(Perm Req)
Seminar in Transnational Literatures and Cultures; At the Limit: Violence, Resistance and the Ethics of Representation
Credits: 3
Grad Meth: Reg, Aud
ENGL738C
(Perm Req)
Seminar in Nineteenth-Century Literature; Indigenous and Imperial Archives
Credits: 3
Grad Meth: Reg, Aud, S-F
ENGL749A
(Perm Req)
Studies in Twentieth-Century Literature; Alimentary Tracts: Stories, Being, and the Ways of Food
Credits: 3
Grad Meth: Reg, Aud, S-F
ENGL759E
(Perm Req)
Seminar in Literature and the Other Arts; Methods and Issues in Cinema and Media Studies
Credits: 3
Grad Meth: Reg, Aud, S-F
Cross-listed with CMLT679B and CINE469M. Credit granted for ENGL759E, CMLT679B or CINE469M.

Offers an introduction to ways of reading, writing about, and teaching cinema and media. The focus of discussion will range from methods of close analysis and basic concepts of film form, technique, and style; through industrial/critical categories of genre and authorship (studios,stars, directors); through aspects of the cinema as a social institution, psycho-sexual apparatus and cultural practice; to the relationship between filmic texts and the historical horizon of production and reception; to the historical and contemporary questions arising from a comparative media approach.
ENGL759F
(Perm Req)
Seminar in Literature and the Other Arts; Computers Killed the Creative Writing Star
Credits: 3
Grad Meth: Reg, Aud, S-F
ENGL776
(Perm Req)
Seminar in Modern Rhetorical Theory
Credits: 3
Grad Meth: Reg, Aud, S-F
Restriction: Permission of ARHU-English department.
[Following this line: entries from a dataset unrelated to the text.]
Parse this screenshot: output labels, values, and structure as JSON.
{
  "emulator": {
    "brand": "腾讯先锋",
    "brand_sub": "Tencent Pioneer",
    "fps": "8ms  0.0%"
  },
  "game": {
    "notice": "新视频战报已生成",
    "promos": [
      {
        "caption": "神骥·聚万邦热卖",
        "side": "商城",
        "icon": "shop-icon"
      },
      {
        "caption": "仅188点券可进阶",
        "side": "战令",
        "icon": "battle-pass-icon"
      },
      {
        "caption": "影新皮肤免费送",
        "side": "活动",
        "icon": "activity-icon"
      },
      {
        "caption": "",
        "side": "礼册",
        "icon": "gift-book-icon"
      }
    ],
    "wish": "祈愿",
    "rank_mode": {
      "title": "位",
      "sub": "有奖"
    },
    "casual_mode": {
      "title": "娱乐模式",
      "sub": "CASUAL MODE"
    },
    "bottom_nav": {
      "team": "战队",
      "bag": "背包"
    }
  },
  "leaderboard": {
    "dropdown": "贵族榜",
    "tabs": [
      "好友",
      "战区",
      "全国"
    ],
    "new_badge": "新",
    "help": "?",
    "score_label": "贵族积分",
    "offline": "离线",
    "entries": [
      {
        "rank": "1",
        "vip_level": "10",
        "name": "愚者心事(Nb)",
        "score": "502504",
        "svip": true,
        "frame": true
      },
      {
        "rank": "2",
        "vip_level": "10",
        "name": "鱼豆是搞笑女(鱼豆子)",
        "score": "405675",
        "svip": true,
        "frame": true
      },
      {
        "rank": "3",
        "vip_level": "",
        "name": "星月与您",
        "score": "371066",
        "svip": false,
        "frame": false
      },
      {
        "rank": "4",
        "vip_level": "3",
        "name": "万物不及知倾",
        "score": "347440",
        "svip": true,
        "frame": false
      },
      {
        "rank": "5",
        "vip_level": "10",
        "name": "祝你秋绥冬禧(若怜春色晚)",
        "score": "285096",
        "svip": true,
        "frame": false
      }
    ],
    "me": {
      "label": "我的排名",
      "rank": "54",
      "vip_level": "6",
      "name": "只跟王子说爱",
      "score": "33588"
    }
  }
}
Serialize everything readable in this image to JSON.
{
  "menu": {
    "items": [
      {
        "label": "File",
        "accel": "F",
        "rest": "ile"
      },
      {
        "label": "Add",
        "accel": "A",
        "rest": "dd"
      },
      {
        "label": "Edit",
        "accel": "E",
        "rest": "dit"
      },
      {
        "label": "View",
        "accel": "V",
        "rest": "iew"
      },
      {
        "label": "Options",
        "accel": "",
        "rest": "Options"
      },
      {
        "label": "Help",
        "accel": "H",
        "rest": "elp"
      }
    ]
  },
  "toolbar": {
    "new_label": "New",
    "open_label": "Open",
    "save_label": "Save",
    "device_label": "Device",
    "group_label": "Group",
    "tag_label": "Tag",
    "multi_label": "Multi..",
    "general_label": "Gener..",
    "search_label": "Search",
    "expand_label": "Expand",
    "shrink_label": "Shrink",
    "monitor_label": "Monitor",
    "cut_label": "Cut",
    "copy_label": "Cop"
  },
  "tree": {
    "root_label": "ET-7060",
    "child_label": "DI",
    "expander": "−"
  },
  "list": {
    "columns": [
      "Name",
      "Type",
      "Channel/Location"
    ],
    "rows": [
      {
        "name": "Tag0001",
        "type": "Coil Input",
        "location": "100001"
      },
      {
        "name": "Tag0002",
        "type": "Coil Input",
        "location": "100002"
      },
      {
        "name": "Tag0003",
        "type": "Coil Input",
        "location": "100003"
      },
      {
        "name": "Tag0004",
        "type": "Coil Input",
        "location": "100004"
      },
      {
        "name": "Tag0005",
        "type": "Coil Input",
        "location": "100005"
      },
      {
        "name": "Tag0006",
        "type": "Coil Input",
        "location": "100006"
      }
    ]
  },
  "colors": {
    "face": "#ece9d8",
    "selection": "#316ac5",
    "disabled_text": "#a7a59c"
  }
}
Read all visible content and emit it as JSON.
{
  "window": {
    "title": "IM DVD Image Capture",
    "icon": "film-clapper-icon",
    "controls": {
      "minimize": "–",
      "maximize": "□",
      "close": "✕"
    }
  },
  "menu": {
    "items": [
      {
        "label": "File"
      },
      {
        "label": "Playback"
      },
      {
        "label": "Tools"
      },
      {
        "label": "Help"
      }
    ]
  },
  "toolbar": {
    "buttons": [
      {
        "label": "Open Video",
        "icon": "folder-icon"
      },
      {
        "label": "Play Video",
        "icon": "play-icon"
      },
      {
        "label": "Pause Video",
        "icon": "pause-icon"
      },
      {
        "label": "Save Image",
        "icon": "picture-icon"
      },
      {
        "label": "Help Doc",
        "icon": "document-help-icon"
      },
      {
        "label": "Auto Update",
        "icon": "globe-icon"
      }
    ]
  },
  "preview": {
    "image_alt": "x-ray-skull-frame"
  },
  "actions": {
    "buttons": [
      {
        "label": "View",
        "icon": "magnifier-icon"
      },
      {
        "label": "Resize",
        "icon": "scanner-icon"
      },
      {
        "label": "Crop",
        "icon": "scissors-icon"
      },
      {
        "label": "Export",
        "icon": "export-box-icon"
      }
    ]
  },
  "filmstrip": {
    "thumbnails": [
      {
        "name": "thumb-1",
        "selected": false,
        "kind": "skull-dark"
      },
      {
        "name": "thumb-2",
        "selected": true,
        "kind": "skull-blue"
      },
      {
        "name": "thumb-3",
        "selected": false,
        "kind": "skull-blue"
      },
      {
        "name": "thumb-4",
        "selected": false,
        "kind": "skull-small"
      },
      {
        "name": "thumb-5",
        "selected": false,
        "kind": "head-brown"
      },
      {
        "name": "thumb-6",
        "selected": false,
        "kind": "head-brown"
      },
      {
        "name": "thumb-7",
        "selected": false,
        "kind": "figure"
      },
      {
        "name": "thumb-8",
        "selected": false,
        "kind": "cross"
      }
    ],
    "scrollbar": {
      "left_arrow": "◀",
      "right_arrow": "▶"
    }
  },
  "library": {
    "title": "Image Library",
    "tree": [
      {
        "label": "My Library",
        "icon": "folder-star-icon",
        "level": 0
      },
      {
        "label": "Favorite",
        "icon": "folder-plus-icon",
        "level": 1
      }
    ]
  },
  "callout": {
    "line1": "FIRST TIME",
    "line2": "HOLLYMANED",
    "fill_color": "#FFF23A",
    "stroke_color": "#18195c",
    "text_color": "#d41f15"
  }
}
Additional information: May fulfill seminar requirements for MA in English with Concentration in Rhetoric and Composition.
Seminar in Modern Rhetorical Theory. Theories and trends in twentieth and twenty-first century rhetorical theory
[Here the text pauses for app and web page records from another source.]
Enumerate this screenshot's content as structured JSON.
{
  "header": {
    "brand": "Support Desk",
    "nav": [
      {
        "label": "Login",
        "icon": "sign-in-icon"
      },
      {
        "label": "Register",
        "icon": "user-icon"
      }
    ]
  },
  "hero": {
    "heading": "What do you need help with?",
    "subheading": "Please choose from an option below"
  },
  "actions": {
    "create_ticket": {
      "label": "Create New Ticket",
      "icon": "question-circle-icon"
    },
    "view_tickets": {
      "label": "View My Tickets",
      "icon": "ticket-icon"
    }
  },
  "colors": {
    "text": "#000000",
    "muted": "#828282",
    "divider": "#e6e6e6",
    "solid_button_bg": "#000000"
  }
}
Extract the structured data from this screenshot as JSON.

ENGL798B
(Perm Req)
ENGL799
(Perm Req)
Master's Thesis Research
Credits: 1 - 6
Grad Meth: S-F
Contact department for information to register for this course.
ENGL809
(Perm Req)
ENGL878
(Perm Req)
Pedagogical Mentoring for Doctoral Students
Credits: 1 - 3
Grad Meth: S-F
Contact department for information to register for this course.
ENGL879
(Perm Req)
Professional Mentoring for Doctoral Students
Credits: 1 - 3
Grad Meth: S-F
Contact department for information to register for this course.
ENGL888
ENGL898
(Perm Req)
Pre-Candidacy Research; PRE-CANDIDACY RESEARCH
Credits: 1 - 8
Grad Meth: Reg
Contact department for information to register for this course.
ENGL899
(Perm Req)
Doctoral Dissertation Research
Credits: 6
Grad Meth: S-F
Contact department for information to register for this course.